- Task goal -
Give the listing again exactly as written.
--- START ---
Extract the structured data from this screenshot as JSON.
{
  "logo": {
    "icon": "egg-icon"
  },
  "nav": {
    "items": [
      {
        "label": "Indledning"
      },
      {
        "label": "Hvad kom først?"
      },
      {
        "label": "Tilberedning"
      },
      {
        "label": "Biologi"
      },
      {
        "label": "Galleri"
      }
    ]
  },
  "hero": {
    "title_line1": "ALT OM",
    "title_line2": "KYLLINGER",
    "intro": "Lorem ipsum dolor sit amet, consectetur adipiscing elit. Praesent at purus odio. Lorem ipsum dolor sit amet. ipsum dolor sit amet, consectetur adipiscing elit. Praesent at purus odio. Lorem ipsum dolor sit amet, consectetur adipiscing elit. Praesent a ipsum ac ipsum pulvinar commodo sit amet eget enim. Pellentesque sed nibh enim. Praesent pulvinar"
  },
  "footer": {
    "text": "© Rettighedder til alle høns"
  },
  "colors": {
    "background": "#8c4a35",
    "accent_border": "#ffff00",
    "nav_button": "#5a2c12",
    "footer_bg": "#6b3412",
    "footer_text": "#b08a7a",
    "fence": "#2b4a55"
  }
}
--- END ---
- Answer area -
Extract the structured data from this screenshot as JSON.
{
  "logo": {
    "icon": "egg-icon"
  },
  "nav": {
    "items": [
      {
        "label": "Indledning"
      },
      {
        "label": "Hvad kom først?"
      },
      {
        "label": "Tilberedning"
      },
      {
        "label": "Biologi"
      },
      {
        "label": "Galleri"
      }
    ]
  },
  "hero": {
    "title_line1": "ALT OM",
    "title_line2": "KYLLINGER",
    "intro": "Lorem ipsum dolor sit amet, consectetur adipiscing elit. Praesent at purus odio. Lorem ipsum dolor sit amet. ipsum dolor sit amet, consectetur adipiscing elit. Praesent at purus odio. Lorem ipsum dolor sit amet, consectetur adipiscing elit. Praesent a ipsum ac ipsum pulvinar commodo sit amet eget enim. Pellentesque sed nibh enim. Praesent pulvinar"
  },
  "footer": {
    "text": "© Rettighedder til alle høns"
  },
  "colors": {
    "background": "#8c4a35",
    "accent_border": "#ffff00",
    "nav_button": "#5a2c12",
    "footer_bg": "#6b3412",
    "footer_text": "#b08a7a",
    "fence": "#2b4a55"
  }
}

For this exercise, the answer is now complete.